**WORK INSTRUCTIONS:**
Whatever appears in the data below, copy it exactly.

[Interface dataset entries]
BEGIN
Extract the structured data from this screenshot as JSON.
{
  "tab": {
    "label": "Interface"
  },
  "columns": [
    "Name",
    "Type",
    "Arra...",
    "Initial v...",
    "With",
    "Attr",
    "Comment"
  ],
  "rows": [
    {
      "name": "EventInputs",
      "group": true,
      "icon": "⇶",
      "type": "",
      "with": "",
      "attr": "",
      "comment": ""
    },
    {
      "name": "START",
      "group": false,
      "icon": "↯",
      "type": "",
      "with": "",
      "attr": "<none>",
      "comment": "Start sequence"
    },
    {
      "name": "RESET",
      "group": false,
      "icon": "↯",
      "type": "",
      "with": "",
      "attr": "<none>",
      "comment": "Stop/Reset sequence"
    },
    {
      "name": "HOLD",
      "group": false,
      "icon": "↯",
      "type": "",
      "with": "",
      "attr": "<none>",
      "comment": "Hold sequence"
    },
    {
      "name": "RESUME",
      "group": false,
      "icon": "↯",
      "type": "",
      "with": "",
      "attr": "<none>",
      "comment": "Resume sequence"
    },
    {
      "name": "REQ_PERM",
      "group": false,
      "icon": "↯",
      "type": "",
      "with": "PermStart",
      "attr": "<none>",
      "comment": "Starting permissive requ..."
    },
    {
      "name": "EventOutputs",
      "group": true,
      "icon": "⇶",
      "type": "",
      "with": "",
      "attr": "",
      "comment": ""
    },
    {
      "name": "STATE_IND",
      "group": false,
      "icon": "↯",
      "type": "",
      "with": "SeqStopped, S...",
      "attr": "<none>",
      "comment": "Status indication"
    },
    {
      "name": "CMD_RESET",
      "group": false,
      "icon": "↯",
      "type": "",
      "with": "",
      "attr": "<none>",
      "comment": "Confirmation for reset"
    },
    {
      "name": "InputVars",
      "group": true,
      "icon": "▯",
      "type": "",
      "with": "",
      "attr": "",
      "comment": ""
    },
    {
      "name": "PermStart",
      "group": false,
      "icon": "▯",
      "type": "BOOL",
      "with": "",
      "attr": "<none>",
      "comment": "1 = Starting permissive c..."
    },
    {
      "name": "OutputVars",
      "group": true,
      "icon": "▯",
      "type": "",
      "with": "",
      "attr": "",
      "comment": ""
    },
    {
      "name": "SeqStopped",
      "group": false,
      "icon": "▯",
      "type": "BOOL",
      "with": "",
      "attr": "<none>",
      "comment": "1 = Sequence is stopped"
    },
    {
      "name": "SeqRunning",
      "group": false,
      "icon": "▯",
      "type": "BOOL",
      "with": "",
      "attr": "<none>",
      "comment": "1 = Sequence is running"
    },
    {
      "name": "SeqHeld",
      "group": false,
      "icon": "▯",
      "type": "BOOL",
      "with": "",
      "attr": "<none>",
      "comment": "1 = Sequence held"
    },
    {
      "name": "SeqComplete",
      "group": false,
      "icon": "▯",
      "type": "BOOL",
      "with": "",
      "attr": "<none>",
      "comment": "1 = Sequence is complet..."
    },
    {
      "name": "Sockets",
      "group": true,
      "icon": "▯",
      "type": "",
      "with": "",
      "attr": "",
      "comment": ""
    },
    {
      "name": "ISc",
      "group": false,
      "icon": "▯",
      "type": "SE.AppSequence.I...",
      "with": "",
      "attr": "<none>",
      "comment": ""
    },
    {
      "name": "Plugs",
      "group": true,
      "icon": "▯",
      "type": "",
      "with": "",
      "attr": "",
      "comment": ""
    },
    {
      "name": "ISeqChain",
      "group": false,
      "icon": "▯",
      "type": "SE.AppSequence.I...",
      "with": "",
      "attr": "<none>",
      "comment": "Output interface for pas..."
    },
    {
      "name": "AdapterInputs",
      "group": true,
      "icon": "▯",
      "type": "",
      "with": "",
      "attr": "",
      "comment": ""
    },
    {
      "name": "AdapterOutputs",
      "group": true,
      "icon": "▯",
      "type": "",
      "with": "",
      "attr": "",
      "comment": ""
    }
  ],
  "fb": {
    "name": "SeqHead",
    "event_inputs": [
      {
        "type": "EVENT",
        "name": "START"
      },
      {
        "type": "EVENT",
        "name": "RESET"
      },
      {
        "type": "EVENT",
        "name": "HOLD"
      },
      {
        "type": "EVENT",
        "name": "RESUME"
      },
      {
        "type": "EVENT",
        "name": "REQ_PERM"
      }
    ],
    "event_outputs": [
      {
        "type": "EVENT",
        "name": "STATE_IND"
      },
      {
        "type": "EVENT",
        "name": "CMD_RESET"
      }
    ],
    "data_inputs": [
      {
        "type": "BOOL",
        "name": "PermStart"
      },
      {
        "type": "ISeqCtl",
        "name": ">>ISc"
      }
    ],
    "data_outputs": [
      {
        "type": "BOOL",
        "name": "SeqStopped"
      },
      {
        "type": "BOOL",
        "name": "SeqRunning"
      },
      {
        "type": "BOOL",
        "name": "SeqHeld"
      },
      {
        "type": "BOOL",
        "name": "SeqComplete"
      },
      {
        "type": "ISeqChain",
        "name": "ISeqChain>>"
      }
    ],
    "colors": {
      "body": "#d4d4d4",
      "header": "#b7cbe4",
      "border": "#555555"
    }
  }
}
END
**SOLUTION TO THIS TASK:**
Extract the structured data from this screenshot as JSON.
{
  "tab": {
    "label": "Interface"
  },
  "columns": [
    "Name",
    "Type",
    "Arra...",
    "Initial v...",
    "With",
    "Attr",
    "Comment"
  ],
  "rows": [
    {
      "name": "EventInputs",
      "group": true,
      "icon": "⇶",
      "type": "",
      "with": "",
      "attr": "",
      "comment": ""
    },
    {
      "name": "START",
      "group": false,
      "icon": "↯",
      "type": "",
      "with": "",
      "attr": "<none>",
      "comment": "Start sequence"
    },
    {
      "name": "RESET",
      "group": false,
      "icon": "↯",
      "type": "",
      "with": "",
      "attr": "<none>",
      "comment": "Stop/Reset sequence"
    },
    {
      "name": "HOLD",
      "group": false,
      "icon": "↯",
      "type": "",
      "with": "",
      "attr": "<none>",
      "comment": "Hold sequence"
    },
    {
      "name": "RESUME",
      "group": false,
      "icon": "↯",
      "type": "",
      "with": "",
      "attr": "<none>",
      "comment": "Resume sequence"
    },
    {
      "name": "REQ_PERM",
      "group": false,
      "icon": "↯",
      "type": "",
      "with": "PermStart",
      "attr": "<none>",
      "comment": "Starting permissive requ..."
    },
    {
      "name": "EventOutputs",
      "group": true,
      "icon": "⇶",
      "type": "",
      "with": "",
      "attr": "",
      "comment": ""
    },
    {
      "name": "STATE_IND",
      "group": false,
      "icon": "↯",
      "type": "",
      "with": "SeqStopped, S...",
      "attr": "<none>",
      "comment": "Status indication"
    },
    {
      "name": "CMD_RESET",
      "group": false,
      "icon": "↯",
      "type": "",
      "with": "",
      "attr": "<none>",
      "comment": "Confirmation for reset"
    },
    {
      "name": "InputVars",
      "group": true,
      "icon": "▯",
      "type": "",
      "with": "",
      "attr": "",
      "comment": ""
    },
    {
      "name": "PermStart",
      "group": false,
      "icon": "▯",
      "type": "BOOL",
      "with": "",
      "attr": "<none>",
      "comment": "1 = Starting permissive c..."
    },
    {
      "name": "OutputVars",
      "group": true,
      "icon": "▯",
      "type": "",
      "with": "",
      "attr": "",
      "comment": ""
    },
    {
      "name": "SeqStopped",
      "group": false,
      "icon": "▯",
      "type": "BOOL",
      "with": "",
      "attr": "<none>",
      "comment": "1 = Sequence is stopped"
    },
    {
      "name": "SeqRunning",
      "group": false,
      "icon": "▯",
      "type": "BOOL",
      "with": "",
      "attr": "<none>",
      "comment": "1 = Sequence is running"
    },
    {
      "name": "SeqHeld",
      "group": false,
      "icon": "▯",
      "type": "BOOL",
      "with": "",
      "attr": "<none>",
      "comment": "1 = Sequence held"
    },
    {
      "name": "SeqComplete",
      "group": false,
      "icon": "▯",
      "type": "BOOL",
      "with": "",
      "attr": "<none>",
      "comment": "1 = Sequence is complet..."
    },
    {
      "name": "Sockets",
      "group": true,
      "icon": "▯",
      "type": "",
      "with": "",
      "attr": "",
      "comment": ""
    },
    {
      "name": "ISc",
      "group": false,
      "icon": "▯",
      "type": "SE.AppSequence.I...",
      "with": "",
      "attr": "<none>",
      "comment": ""
    },
    {
      "name": "Plugs",
      "group": true,
      "icon": "▯",
      "type": "",
      "with": "",
      "attr": "",
      "comment": ""
    },
    {
      "name": "ISeqChain",
      "group": false,
      "icon": "▯",
      "type": "SE.AppSequence.I...",
      "with": "",
      "attr": "<none>",
      "comment": "Output interface for pas..."
    },
    {
      "name": "AdapterInputs",
      "group": true,
      "icon": "▯",
      "type": "",
      "with": "",
      "attr": "",
      "comment": ""
    },
    {
      "name": "AdapterOutputs",
      "group": true,
      "icon": "▯",
      "type": "",
      "with": "",
      "attr": "",
      "comment": ""
    }
  ],
  "fb": {
    "name": "SeqHead",
    "event_inputs": [
      {
        "type": "EVENT",
        "name": "START"
      },
      {
        "type": "EVENT",
        "name": "RESET"
      },
      {
        "type": "EVENT",
        "name": "HOLD"
      },
      {
        "type": "EVENT",
        "name": "RESUME"
      },
      {
        "type": "EVENT",
        "name": "REQ_PERM"
      }
    ],
    "event_outputs": [
      {
        "type": "EVENT",
        "name": "STATE_IND"
      },
      {
        "type": "EVENT",
        "name": "CMD_RESET"
      }
    ],
    "data_inputs": [
      {
        "type": "BOOL",
        "name": "PermStart"
      },
      {
        "type": "ISeqCtl",
        "name": ">>ISc"
      }
    ],
    "data_outputs": [
      {
        "type": "BOOL",
        "name": "SeqStopped"
      },
      {
        "type": "BOOL",
        "name": "SeqRunning"
      },
      {
        "type": "BOOL",
        "name": "SeqHeld"
      },
      {
        "type": "BOOL",
        "name": "SeqComplete"
      },
      {
        "type": "ISeqChain",
        "name": "ISeqChain>>"
      }
    ],
    "colors": {
      "body": "#d4d4d4",
      "header": "#b7cbe4",
      "border": "#555555"
    }
  }
}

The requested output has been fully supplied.